> [INSTRUCTIONS TO FOLLOW] Write the records out again, unchanged.

> [RECORDS SUPPLIED]
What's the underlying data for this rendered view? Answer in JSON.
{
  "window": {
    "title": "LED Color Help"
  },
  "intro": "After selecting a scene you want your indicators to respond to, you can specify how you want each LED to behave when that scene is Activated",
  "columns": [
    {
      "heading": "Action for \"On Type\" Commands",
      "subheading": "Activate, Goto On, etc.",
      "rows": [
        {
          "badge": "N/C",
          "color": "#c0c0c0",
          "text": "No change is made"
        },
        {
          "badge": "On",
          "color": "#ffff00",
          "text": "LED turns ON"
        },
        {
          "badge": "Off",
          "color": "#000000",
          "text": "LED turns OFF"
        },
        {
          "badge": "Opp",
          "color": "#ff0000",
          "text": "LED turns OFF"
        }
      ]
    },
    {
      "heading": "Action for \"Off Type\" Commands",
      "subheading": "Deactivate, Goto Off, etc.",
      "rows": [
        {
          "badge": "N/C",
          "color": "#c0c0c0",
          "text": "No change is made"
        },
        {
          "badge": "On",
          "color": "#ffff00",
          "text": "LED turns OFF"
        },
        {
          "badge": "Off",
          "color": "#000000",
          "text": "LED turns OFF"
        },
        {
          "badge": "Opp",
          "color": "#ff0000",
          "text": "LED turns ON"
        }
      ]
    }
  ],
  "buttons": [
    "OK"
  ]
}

> [RESULT BELOW]
What's the underlying data for this rendered view? Answer in JSON.
{
  "window": {
    "title": "LED Color Help"
  },
  "intro": "After selecting a scene you want your indicators to respond to, you can specify how you want each LED to behave when that scene is Activated",
  "columns": [
    {
      "heading": "Action for \"On Type\" Commands",
      "subheading": "Activate, Goto On, etc.",
      "rows": [
        {
          "badge": "N/C",
          "color": "#c0c0c0",
          "text": "No change is made"
        },
        {
          "badge": "On",
          "color": "#ffff00",
          "text": "LED turns ON"
        },
        {
          "badge": "Off",
          "color": "#000000",
          "text": "LED turns OFF"
        },
        {
          "badge": "Opp",
          "color": "#ff0000",
          "text": "LED turns OFF"
        }
      ]
    },
    {
      "heading": "Action for \"Off Type\" Commands",
      "subheading": "Deactivate, Goto Off, etc.",
      "rows": [
        {
          "badge": "N/C",
          "color": "#c0c0c0",
          "text": "No change is made"
        },
        {
          "badge": "On",
          "color": "#ffff00",
          "text": "LED turns OFF"
        },
        {
          "badge": "Off",
          "color": "#000000",
          "text": "LED turns OFF"
        },
        {
          "badge": "Opp",
          "color": "#ff0000",
          "text": "LED turns ON"
        }
      ]
    }
  ],
  "buttons": [
    "OK"
  ]
}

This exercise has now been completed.